What the task requires: Search the records below for the word "JSON", then return every line where it appears.

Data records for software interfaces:
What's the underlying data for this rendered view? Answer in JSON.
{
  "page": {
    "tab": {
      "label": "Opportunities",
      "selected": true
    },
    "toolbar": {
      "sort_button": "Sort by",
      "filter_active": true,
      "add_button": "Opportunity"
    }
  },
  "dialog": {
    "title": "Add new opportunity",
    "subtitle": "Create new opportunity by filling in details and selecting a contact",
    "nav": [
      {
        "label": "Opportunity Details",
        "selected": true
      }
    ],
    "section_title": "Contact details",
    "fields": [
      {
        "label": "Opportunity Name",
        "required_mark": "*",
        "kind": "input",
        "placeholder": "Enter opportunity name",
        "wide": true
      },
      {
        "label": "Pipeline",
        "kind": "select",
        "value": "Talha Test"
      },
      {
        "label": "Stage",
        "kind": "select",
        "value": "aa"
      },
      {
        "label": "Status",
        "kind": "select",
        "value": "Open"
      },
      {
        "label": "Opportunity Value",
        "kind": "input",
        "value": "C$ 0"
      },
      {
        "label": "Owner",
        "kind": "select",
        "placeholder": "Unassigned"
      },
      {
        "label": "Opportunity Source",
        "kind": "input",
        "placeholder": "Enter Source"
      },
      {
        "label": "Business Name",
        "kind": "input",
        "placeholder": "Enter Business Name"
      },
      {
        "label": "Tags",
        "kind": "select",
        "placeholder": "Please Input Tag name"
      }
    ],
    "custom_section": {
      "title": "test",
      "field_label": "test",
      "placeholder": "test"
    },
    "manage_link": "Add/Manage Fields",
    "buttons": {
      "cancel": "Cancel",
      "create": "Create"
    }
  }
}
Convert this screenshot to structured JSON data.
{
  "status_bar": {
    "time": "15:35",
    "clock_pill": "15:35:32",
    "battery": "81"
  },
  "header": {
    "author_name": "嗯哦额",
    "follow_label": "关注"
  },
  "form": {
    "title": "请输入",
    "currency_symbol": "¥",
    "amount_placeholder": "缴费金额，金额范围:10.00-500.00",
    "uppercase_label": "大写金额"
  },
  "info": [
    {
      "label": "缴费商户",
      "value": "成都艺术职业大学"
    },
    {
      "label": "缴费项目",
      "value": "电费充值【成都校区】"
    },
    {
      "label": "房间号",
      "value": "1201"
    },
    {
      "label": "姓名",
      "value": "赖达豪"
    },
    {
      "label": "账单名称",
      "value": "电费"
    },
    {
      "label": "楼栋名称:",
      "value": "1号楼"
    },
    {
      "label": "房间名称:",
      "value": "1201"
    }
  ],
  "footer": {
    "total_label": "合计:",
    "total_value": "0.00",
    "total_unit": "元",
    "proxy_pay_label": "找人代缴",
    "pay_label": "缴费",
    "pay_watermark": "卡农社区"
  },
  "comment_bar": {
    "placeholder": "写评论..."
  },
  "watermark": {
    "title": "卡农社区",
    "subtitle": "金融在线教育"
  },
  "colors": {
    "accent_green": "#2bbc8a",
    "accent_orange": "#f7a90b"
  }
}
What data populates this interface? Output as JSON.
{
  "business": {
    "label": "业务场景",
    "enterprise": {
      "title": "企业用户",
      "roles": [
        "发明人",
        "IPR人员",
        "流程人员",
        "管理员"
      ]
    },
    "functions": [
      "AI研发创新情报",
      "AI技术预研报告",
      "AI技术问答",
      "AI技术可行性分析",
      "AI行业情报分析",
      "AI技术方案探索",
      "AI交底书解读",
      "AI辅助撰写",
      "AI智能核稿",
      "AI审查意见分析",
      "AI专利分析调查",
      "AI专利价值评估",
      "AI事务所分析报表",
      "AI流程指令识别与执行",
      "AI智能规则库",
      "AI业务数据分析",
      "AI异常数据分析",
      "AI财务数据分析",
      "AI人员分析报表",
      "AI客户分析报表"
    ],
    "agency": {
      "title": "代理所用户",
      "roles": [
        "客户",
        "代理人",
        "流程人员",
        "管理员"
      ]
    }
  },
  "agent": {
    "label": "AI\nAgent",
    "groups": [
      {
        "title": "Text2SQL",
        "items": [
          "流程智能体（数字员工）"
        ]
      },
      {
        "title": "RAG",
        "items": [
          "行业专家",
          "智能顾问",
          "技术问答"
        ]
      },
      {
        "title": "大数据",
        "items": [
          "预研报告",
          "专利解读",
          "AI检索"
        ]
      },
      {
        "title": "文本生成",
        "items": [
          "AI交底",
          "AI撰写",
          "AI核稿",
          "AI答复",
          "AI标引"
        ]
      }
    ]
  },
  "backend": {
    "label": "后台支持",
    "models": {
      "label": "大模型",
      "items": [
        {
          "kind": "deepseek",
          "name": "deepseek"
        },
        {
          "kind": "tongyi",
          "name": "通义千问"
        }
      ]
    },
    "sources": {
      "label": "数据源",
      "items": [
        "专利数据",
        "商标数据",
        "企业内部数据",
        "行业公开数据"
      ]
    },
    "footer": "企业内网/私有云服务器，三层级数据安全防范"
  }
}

Answer space:
What's the underlying data for this rendered view? Answer in JSON.
Convert this screenshot to structured JSON data.
What data populates this interface? Output as JSON.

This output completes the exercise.